This spring, the HWS Fribolin Farm has been hosting a series of events titled, “Pollination, Pollution and Your Plate.” The programs were focused on mobilizing the commitments of Bee Campus USA on the campus of Hobart and William Smith Colleges (HWS) and within the immediate Geneva community by raising environmental awareness and consciousness of pollinator habitat, air quality and of the need to sustain pollinators.
“As the economic influence of pollinators grow, their health and ecosystem efficiency is at risk due to air pollution. Certain highly reactive air pollutants, such as ozone, inhibit bees and other pollinators from detecting floral scents and decrease overall plant health, leading to reduced availability of flowering species,” says Food Systems Program Manager Sarah Meyer.
The final event, a children’s program on Clean Air Day during National Pollinator Week, took place on Thursday, June 20 at HWS Fribolin Farm. Local elementary school students, and community members were invited to learn about pollination and pollinators, specifically honeybees and beekeeping.
During the event, children learned about the impacts of air pollution on our pollinators. They made clay ‘seed bombs’ for their home gardens and neighborhoods;, learned about honey bees and practiced queen spotting; painted solitary bee hotels and honeybee hives and bird and butterfly houses and enjoyed a honey tasting representing different varietal honeys, including HWS Fribolin Farm honey, and foods pollinated by a variety of pollinators, such as beetles, birds, butterflies, wasps and bats. Participants also learned about flowers and how fruit, vegetables and seed are made through pollination and visited spaces on HWS Fribolin Farm that contain different flowers. The painted pollinator houses will be installed on the campus farm.
Previous programs included:
A Pollinator Seeding Party that took place on April 18 at Cornell AgriTech. in collaboration with the Growing Geneva Together Community Garden Coalition’s “Seeding Workshop” when attendees were provided seeds for planting perennial pollinator- friendly flowers and foods.
The ‘Creation of a Pollinator Patch’ was a two-day event on April 24 and May 31 at the Finger Lakes Institute. Volunteers prepared and planted a 300 square foot area on the HWS campus to become a perennial pollinator patch. Attendees learned about the value of pollinators, the impact of air pollution on them and the significance of their potential loss to our edible plate. Refreshments included foods and drink that are made possible by pollinators.
A Pollinator Plant Giveaway was held on May 18 at the East Lakeview Community Garden (70 Clark Street). Participants had the opportunity to select and take home pollinator- friendly plant for their home gardens or community garden beds.

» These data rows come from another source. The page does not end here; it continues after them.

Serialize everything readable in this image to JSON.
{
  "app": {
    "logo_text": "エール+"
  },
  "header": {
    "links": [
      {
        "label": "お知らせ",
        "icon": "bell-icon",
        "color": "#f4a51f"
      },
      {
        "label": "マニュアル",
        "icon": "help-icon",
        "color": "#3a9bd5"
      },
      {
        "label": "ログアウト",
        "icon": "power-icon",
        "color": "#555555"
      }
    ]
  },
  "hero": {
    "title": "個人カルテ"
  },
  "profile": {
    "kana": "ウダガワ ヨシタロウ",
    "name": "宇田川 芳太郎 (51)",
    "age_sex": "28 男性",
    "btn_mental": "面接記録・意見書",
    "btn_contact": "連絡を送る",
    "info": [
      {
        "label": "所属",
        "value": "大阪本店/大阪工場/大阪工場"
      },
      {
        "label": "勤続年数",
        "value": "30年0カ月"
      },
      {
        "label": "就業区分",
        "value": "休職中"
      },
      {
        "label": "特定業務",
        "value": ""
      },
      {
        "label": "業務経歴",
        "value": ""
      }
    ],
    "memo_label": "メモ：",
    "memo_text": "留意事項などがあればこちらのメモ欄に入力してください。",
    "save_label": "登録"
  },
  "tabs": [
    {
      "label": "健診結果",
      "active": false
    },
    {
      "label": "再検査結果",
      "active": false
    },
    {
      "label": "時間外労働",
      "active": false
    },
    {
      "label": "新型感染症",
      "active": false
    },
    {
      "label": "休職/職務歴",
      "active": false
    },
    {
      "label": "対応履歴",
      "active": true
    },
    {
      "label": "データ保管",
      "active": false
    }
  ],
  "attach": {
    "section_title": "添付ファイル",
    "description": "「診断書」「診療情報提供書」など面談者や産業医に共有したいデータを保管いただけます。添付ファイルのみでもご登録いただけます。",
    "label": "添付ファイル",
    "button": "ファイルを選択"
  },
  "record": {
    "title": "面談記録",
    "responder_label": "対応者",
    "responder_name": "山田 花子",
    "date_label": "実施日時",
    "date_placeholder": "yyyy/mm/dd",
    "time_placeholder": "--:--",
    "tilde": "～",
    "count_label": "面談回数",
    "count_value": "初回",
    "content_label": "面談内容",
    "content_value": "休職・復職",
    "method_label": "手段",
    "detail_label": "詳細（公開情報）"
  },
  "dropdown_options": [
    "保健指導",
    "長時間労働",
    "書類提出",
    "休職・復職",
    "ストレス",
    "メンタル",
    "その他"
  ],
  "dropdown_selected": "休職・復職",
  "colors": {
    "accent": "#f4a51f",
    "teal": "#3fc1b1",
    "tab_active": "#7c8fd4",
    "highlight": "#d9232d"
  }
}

The plants were grown and reared at HWS Fribolin Farm and Cornell Agritech.
These five free, public events were coordinated by HWS Fribolin Farm through support received from the Genesee Finger Lakes Chapter of the Air & Waste Management Association Earth Day Grant Program in coordination with Bee Campus USA-HWS, the Growing Geneva Together Community Garden Coalition, Cornell AgriTech, Cornell Cooperative Extension of Ontario County Master Gardener Volunteers and the Finger Lakes Institute.

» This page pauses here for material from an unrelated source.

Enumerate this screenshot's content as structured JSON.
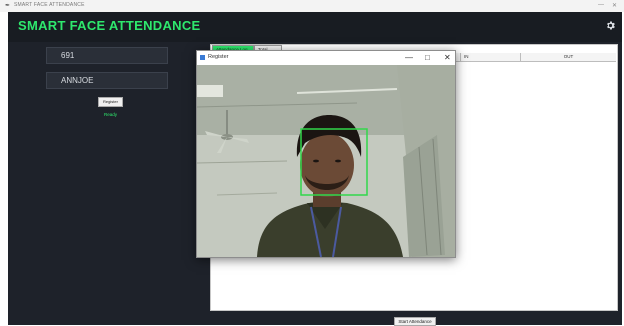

To learn more, contact Sarah Meyer at HWS Fribolin Farm at email@example.com.